Already, both parties have brandished advisory opinions from the nonpartisan Legislative Reference Bureau (LRB) to make their case.
In one memo, requested by Republicans, LRB attorney Tamara Dodge said a court would likely find Palm's order should be "promulgated as a rule," meaning it would have to be presented to the Legislature.
But in another memo, requested by Democrats, Dodge said the order carried the force of law unless a court ruled it unenforceable, meaning the Legislature could not stop the order by itself.
Assembly Speaker Robin Vos, R-Rochester, sent a letter last week requesting a meeting with Evers. But in that same letter, Vos said the governor's approach to handling COVID-19 had failed.
Evers sent his own public letter to Vos and Senate Majority Leader Scott Fitzgerald, R-Junueau, Monday, questioning why Republicans had yet to present their own plans.
"Wisconsinites are scared about what this virus means for their loved ones, their businesses, our state economy, and our country’s economy. We desperately need Republicans in the Legislature to start taking this seriously," Evers said.
The committee's vote technically begins a 30-day countdown for the Evers administration to develop its order into an emergency rule.

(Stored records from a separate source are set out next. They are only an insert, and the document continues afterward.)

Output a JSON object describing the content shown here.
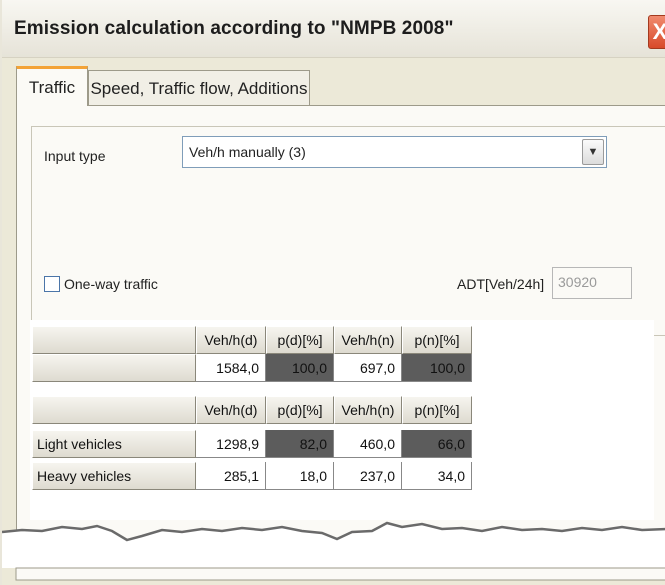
{
  "window": {
    "title": "Emission calculation according to \"NMPB 2008\"",
    "close_glyph": "X"
  },
  "tabs": [
    {
      "label": "Traffic"
    },
    {
      "label": "Speed, Traffic flow, Additions"
    }
  ],
  "input_type": {
    "label": "Input type",
    "value": "Veh/h manually (3)",
    "arrow": "▼"
  },
  "oneway": {
    "label": "One-way traffic",
    "checked": false
  },
  "adt": {
    "label": "ADT[Veh/24h]",
    "value": "30920"
  },
  "total_table": {
    "headers": [
      "Veh/h(d)",
      "p(d)[%]",
      "Veh/h(n)",
      "p(n)[%]"
    ],
    "row": {
      "label": "",
      "values": [
        "1584,0",
        "100,0",
        "697,0",
        "100,0"
      ]
    }
  },
  "vehicle_table": {
    "headers": [
      "Veh/h(d)",
      "p(d)[%]",
      "Veh/h(n)",
      "p(n)[%]"
    ],
    "rows": [
      {
        "label": "Light vehicles",
        "values": [
          "1298,9",
          "82,0",
          "460,0",
          "66,0"
        ]
      },
      {
        "label": "Heavy vehicles",
        "values": [
          "285,1",
          "18,0",
          "237,0",
          "34,0"
        ]
      }
    ]
  }
}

The order came on the same day that a judge ruled against Republicans who were challenging another order by Evers, this one a statewide mask mandate.